Activity:
Reproduce every record below exactly, without the pictures.

Records from a data source:

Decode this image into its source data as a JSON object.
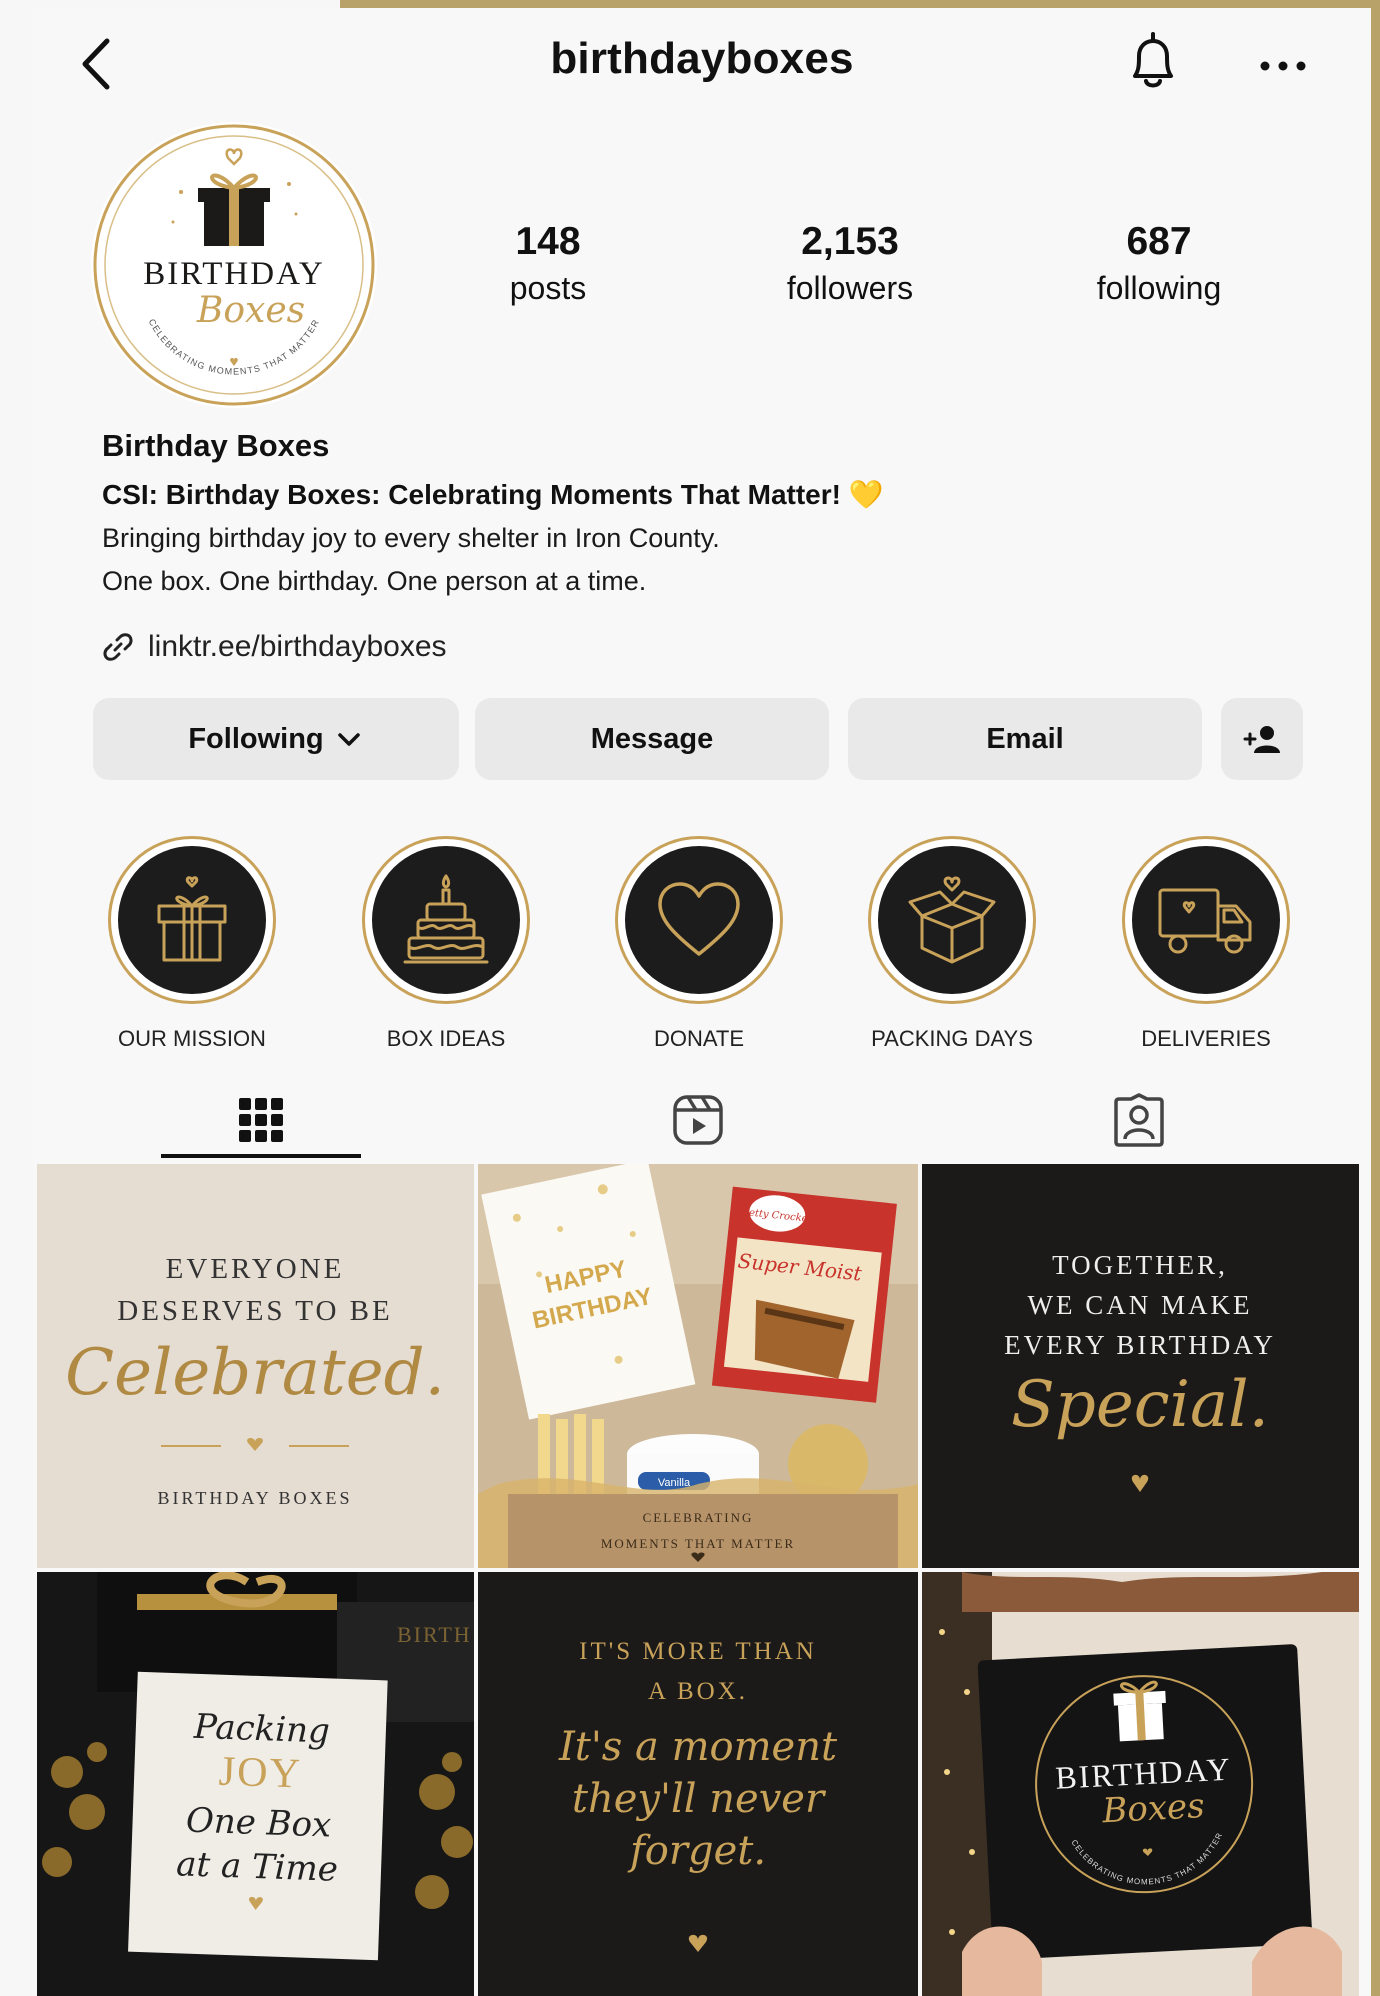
{
  "header": {
    "username": "birthdayboxes"
  },
  "profile": {
    "avatar": {
      "title": "BIRTHDAY",
      "script": "Boxes",
      "tagline": "CELEBRATING MOMENTS THAT MATTER"
    },
    "stats": [
      {
        "value": "148",
        "label": "posts"
      },
      {
        "value": "2,153",
        "label": "followers"
      },
      {
        "value": "687",
        "label": "following"
      }
    ],
    "name": "Birthday Boxes",
    "category": "CSI: Birthday Boxes: Celebrating Moments That Matter! 💛",
    "bio_lines": [
      "Bringing birthday joy to every shelter in Iron County.",
      "One box. One birthday. One person at a time."
    ],
    "link": "linktr.ee/birthdayboxes"
  },
  "actions": {
    "following": "Following",
    "message": "Message",
    "email": "Email"
  },
  "highlights": [
    {
      "label": "OUR MISSION",
      "icon": "gift-icon"
    },
    {
      "label": "BOX IDEAS",
      "icon": "cake-icon"
    },
    {
      "label": "DONATE",
      "icon": "heart-icon"
    },
    {
      "label": "PACKING DAYS",
      "icon": "open-box-icon"
    },
    {
      "label": "DELIVERIES",
      "icon": "truck-icon"
    }
  ],
  "tabs": [
    "grid-icon",
    "reels-icon",
    "tagged-icon"
  ],
  "posts": [
    {
      "lines": [
        "EVERYONE",
        "DESERVES TO BE"
      ],
      "script": "Celebrated.",
      "footer": "BIRTHDAY BOXES"
    },
    {
      "card": [
        "HAPPY",
        "BIRTHDAY"
      ],
      "mix": [
        "Betty Crocker",
        "Super Moist"
      ],
      "tub": "Vanilla",
      "box_lines": [
        "CELEBRATING",
        "MOMENTS THAT MATTER"
      ]
    },
    {
      "lines": [
        "TOGETHER,",
        "WE CAN MAKE",
        "EVERY BIRTHDAY"
      ],
      "script": "Special."
    },
    {
      "script_lines": [
        "Packing",
        "JOY",
        "One Box",
        "at a Time"
      ],
      "box_text": "BIRTH"
    },
    {
      "lines": [
        "IT'S MORE THAN",
        "A BOX."
      ],
      "script_lines": [
        "It's a moment",
        "they'll never",
        "forget."
      ]
    },
    {
      "title": "BIRTHDAY",
      "script": "Boxes",
      "tagline": "CELEBRATING MOMENTS THAT MATTER"
    }
  ],
  "colors": {
    "gold": "#c9a25a",
    "dark": "#1b1a19",
    "beige": "#e5dcd2"
  }
}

Problem solution:
Decode this image into its source data as a JSON object.
{
  "header": {
    "username": "birthdayboxes"
  },
  "profile": {
    "avatar": {
      "title": "BIRTHDAY",
      "script": "Boxes",
      "tagline": "CELEBRATING MOMENTS THAT MATTER"
    },
    "stats": [
      {
        "value": "148",
        "label": "posts"
      },
      {
        "value": "2,153",
        "label": "followers"
      },
      {
        "value": "687",
        "label": "following"
      }
    ],
    "name": "Birthday Boxes",
    "category": "CSI: Birthday Boxes: Celebrating Moments That Matter! 💛",
    "bio_lines": [
      "Bringing birthday joy to every shelter in Iron County.",
      "One box. One birthday. One person at a time."
    ],
    "link": "linktr.ee/birthdayboxes"
  },
  "actions": {
    "following": "Following",
    "message": "Message",
    "email": "Email"
  },
  "highlights": [
    {
      "label": "OUR MISSION",
      "icon": "gift-icon"
    },
    {
      "label": "BOX IDEAS",
      "icon": "cake-icon"
    },
    {
      "label": "DONATE",
      "icon": "heart-icon"
    },
    {
      "label": "PACKING DAYS",
      "icon": "open-box-icon"
    },
    {
      "label": "DELIVERIES",
      "icon": "truck-icon"
    }
  ],
  "tabs": [
    "grid-icon",
    "reels-icon",
    "tagged-icon"
  ],
  "posts": [
    {
      "lines": [
        "EVERYONE",
        "DESERVES TO BE"
      ],
      "script": "Celebrated.",
      "footer": "BIRTHDAY BOXES"
    },
    {
      "card": [
        "HAPPY",
        "BIRTHDAY"
      ],
      "mix": [
        "Betty Crocker",
        "Super Moist"
      ],
      "tub": "Vanilla",
      "box_lines": [
        "CELEBRATING",
        "MOMENTS THAT MATTER"
      ]
    },
    {
      "lines": [
        "TOGETHER,",
        "WE CAN MAKE",
        "EVERY BIRTHDAY"
      ],
      "script": "Special."
    },
    {
      "script_lines": [
        "Packing",
        "JOY",
        "One Box",
        "at a Time"
      ],
      "box_text": "BIRTH"
    },
    {
      "lines": [
        "IT'S MORE THAN",
        "A BOX."
      ],
      "script_lines": [
        "It's a moment",
        "they'll never",
        "forget."
      ]
    },
    {
      "title": "BIRTHDAY",
      "script": "Boxes",
      "tagline": "CELEBRATING MOMENTS THAT MATTER"
    }
  ],
  "colors": {
    "gold": "#c9a25a",
    "dark": "#1b1a19",
    "beige": "#e5dcd2"
  }
}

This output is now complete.